*"core-address" => undefined,*
This is problem especially in case of new Elytron resources which allow to
user identities using AS model - every :read-resource on root or every AS
currently causes iterating over all users/identities available in all
Is this design problem?
Is there some reason why should wildfly controller ask for all resource
even when they are ignored and not printed?
What do you think about it? How should be resources with dynamic children
Could you please help me with start contributing.
I want to contribute in WildFly project, but couldnot find any information
about ICLA/CCLA. Is it necessary to fill CLA form for starting contributing
Best Regards, Anton Churaev
Currently we store passwords for core management in various attributes.
With Elytron we can use a Credential Store to store those attributes values using a CredentialReference, which led to .
Investigating we have found the following attributes :
* SSLServerIdentityResourceDefinition.KEYSTORE_PASSWORD KEY_PASSWORD
* LocalAuthenticationResourceDefinition.DEFAULT_USER ALLOWED_USERS
Did we miss attributes that could be alternative of CredentialReference ?
KEYSTORE_PASSWORD KEY_PASSWORD (in SSLServerIdentityResourceDefinition and TruststoreAuthenticationResourceDefinition) are using the
attribute definitions of KeystoreAttributes.
We could introduce the alternatives in those definition but that would impact SyslogAuditLogProtocolResourceDefinition.TlsKeyStore.
It's really a pain when you are developing a multifaceted change to the
application server and it hangs.

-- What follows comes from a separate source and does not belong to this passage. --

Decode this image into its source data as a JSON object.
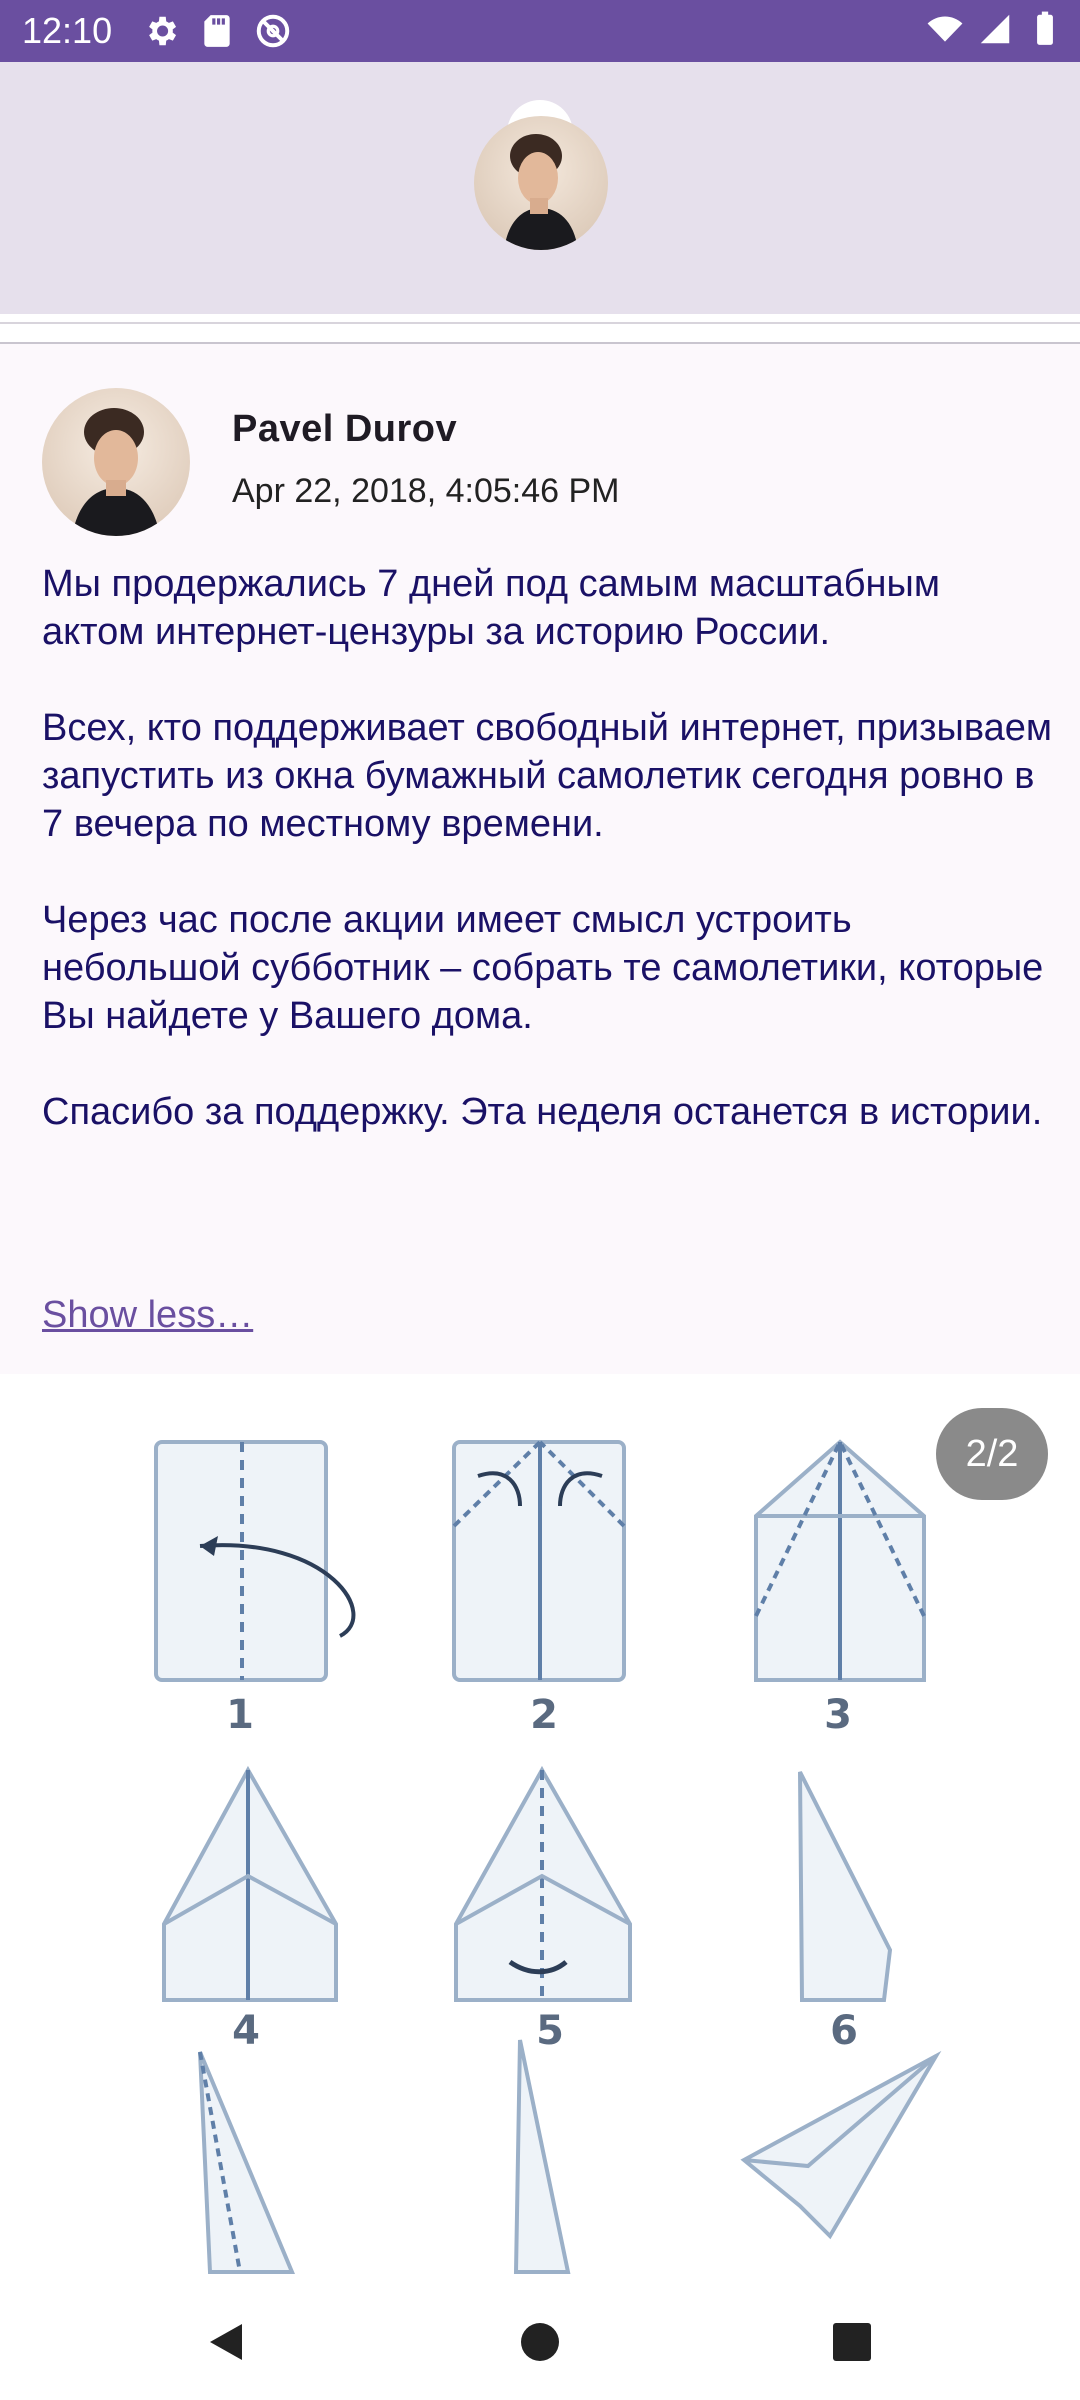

Sometimes, if you're lucky, you can
stick jconsole on there and figure out at least a general idea of what
is going on, or reproduce the problem by running a test, a test class,
or a test module in isolation with debugging turned on. Sometimes
you're not so lucky, or sometimes the hang happens in the manualmode
test suite where you have to attach a debugger 9,000 times only to find
out that the hang doesn't happen when you do that.
I think we should introduce a new build profile which activates the
remote debugging port, but with suspend=n. This would allow entire full
test suite runs to be done while allowing debugger to be attached for
exploratory surgery in the event that something goes wrong. While it's
possible that having debugging activated might actually prevent the hang
you care about, at least there's a chance that something can be done.
If you review a PR and it’s good, please use the Git Hub review feature to say so instead of just leaving a comment. That makes the fact that someone has approved it visible at a glance in the PR queue which is nice and saves opening the issue and scrolling through comments, CI run reports etc.
When you look at the files of the PR, e.g. , in the top right there is the green “Review Changes” button. Click it, select Approve, add a comment if you like, and hit Submit.
Manager, Senior Principal Software Engineer
JBoss by Red Hat
as you may have noticed, Maven 3.5.0 has been released recently.
While having a colored console output is nice `mvn clean install
-DskipTests` works, are there any issues/reasons known already why Maven
3.5.0 should not be used for building WildFly & Co.?
Going through the relnotes  I found two potential sources of issues:
(1) Replaced Eclipse Aether with Maven Resolver - this will perhaps
change the resolution in some cases.
(2) Removed the artifact handler for ejb3 - do we use ejb3 packaging in
our code at all?